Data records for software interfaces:
Start of Block
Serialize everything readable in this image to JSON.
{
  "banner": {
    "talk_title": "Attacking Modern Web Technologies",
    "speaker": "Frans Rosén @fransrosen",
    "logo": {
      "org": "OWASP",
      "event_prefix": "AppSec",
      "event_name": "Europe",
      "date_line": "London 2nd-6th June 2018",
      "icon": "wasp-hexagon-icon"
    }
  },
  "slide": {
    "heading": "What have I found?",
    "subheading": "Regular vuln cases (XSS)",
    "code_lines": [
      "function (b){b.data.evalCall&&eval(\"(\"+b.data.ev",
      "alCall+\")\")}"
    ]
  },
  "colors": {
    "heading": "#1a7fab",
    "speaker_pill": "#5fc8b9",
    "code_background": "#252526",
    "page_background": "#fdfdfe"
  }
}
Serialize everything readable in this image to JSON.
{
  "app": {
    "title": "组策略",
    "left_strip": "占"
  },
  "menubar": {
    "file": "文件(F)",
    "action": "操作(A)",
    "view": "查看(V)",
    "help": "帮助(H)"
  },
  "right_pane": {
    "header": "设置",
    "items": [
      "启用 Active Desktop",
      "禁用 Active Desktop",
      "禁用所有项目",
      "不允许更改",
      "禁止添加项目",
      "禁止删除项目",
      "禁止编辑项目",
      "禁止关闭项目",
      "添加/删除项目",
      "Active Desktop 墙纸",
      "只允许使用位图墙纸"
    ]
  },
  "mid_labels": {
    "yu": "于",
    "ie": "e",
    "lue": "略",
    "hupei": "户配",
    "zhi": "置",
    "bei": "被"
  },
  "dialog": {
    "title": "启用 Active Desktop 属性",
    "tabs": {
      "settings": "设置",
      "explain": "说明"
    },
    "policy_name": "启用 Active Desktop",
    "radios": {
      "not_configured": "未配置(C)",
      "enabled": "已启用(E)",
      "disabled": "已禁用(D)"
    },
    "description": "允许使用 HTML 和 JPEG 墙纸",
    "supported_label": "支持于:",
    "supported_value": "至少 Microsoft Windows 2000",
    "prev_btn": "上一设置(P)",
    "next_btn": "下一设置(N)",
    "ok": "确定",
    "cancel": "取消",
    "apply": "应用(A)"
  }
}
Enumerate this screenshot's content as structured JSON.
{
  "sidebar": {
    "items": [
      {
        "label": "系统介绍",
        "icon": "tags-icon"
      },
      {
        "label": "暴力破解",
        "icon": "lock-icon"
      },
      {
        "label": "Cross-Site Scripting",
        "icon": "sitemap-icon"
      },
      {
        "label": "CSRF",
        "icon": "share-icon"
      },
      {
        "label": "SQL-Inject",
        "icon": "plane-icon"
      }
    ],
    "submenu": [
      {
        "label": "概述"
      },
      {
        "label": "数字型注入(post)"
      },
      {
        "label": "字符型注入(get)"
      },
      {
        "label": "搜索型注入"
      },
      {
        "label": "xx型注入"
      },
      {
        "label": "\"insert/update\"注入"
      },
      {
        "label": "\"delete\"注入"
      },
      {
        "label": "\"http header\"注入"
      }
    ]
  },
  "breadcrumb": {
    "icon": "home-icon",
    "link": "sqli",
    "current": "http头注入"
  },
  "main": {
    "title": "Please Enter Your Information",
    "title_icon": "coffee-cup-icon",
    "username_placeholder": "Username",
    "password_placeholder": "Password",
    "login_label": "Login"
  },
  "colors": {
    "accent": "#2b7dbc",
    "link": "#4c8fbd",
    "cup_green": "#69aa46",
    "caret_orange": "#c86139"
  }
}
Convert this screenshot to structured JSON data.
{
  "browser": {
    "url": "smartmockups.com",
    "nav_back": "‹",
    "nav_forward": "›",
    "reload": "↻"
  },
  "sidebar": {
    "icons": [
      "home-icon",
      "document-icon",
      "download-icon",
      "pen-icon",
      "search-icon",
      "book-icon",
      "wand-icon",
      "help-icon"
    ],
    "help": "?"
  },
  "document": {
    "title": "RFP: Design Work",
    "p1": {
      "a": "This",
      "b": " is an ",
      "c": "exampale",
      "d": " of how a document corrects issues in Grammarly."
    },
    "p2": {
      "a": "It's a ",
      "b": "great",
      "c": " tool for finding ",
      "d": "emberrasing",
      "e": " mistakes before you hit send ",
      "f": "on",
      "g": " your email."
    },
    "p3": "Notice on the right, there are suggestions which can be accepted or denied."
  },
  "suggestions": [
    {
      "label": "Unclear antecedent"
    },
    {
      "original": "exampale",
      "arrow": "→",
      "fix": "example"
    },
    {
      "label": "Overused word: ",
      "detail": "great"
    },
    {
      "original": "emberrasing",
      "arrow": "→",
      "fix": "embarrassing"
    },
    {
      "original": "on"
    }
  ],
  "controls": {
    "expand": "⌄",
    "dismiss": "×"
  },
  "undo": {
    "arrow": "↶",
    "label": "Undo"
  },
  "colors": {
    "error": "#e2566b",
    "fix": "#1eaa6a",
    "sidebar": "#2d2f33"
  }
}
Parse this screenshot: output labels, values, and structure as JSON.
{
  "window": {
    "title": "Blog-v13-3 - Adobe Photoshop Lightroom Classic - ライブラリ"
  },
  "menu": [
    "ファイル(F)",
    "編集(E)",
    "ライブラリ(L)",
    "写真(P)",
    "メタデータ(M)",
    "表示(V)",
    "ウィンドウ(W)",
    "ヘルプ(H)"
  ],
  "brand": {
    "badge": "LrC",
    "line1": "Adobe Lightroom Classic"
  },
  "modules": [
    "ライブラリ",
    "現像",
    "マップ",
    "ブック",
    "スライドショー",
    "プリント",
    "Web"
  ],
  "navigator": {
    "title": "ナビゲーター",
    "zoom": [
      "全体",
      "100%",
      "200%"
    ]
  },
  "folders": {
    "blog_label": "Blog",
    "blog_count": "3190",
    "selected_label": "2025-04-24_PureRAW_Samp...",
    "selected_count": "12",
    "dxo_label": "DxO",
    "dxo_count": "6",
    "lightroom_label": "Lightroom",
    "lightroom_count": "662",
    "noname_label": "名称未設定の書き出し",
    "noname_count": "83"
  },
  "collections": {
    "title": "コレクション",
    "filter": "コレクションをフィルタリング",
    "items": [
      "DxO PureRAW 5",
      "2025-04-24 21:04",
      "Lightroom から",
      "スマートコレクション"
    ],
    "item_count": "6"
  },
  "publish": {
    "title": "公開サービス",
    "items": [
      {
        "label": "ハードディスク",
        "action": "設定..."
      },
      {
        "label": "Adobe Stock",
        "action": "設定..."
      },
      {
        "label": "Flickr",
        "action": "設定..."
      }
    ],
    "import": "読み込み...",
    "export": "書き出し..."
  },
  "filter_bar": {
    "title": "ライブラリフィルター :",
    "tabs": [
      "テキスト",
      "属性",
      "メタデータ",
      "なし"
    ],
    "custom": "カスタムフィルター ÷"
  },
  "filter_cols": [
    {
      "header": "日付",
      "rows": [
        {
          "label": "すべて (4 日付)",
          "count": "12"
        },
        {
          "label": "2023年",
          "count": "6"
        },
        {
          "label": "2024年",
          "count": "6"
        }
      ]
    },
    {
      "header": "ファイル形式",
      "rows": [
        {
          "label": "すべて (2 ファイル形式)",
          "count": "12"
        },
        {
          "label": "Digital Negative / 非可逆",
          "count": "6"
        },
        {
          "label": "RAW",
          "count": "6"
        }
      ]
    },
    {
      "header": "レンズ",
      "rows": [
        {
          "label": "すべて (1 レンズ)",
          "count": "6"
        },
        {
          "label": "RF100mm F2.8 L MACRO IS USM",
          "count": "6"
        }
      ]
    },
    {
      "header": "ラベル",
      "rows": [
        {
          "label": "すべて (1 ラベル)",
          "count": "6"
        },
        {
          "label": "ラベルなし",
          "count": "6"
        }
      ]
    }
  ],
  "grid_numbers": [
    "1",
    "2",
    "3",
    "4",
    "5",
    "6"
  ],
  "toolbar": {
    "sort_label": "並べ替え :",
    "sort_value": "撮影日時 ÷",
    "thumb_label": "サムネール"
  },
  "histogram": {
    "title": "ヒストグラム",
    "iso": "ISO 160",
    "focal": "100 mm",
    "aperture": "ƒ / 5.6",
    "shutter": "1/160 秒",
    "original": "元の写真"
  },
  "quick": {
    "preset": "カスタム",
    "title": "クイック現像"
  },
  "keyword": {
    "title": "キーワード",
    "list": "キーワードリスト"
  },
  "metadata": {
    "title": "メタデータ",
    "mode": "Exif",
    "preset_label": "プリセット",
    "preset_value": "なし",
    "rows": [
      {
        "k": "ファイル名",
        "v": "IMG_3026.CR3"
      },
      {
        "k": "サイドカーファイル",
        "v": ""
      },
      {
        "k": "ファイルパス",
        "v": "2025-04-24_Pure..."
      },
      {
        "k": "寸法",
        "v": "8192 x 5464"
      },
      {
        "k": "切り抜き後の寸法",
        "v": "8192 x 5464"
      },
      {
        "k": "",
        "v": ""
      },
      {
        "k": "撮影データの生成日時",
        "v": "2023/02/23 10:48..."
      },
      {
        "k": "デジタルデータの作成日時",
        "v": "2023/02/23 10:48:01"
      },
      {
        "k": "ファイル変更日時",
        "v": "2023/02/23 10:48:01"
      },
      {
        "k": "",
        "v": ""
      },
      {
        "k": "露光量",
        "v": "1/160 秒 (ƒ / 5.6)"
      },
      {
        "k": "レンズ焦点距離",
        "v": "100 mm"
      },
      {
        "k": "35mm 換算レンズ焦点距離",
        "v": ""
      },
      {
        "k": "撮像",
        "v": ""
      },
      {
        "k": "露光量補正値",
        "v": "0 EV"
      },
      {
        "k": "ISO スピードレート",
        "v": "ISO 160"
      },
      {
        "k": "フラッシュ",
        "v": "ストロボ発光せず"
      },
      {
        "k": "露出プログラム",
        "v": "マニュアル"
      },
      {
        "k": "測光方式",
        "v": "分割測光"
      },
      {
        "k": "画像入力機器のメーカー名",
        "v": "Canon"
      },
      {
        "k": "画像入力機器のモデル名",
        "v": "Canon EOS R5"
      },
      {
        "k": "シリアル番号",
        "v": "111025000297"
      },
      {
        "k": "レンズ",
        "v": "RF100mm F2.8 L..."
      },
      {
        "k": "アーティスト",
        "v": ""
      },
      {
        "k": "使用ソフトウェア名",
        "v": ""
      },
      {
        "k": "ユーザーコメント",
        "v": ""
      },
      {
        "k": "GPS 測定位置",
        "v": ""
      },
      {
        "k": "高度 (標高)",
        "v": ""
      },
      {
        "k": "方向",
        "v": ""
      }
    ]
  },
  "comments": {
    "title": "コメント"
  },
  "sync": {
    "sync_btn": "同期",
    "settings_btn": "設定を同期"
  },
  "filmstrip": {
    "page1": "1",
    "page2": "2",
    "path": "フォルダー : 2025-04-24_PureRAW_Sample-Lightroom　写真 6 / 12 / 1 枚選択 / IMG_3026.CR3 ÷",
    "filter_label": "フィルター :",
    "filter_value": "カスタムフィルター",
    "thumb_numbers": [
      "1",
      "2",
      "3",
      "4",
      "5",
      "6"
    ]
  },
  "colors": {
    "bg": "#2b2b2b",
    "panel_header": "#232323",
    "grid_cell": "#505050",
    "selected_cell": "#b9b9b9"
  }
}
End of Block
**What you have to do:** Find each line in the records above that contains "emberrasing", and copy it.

**Result for this task:**
      "d": "emberrasing",
      "original": "emberrasing",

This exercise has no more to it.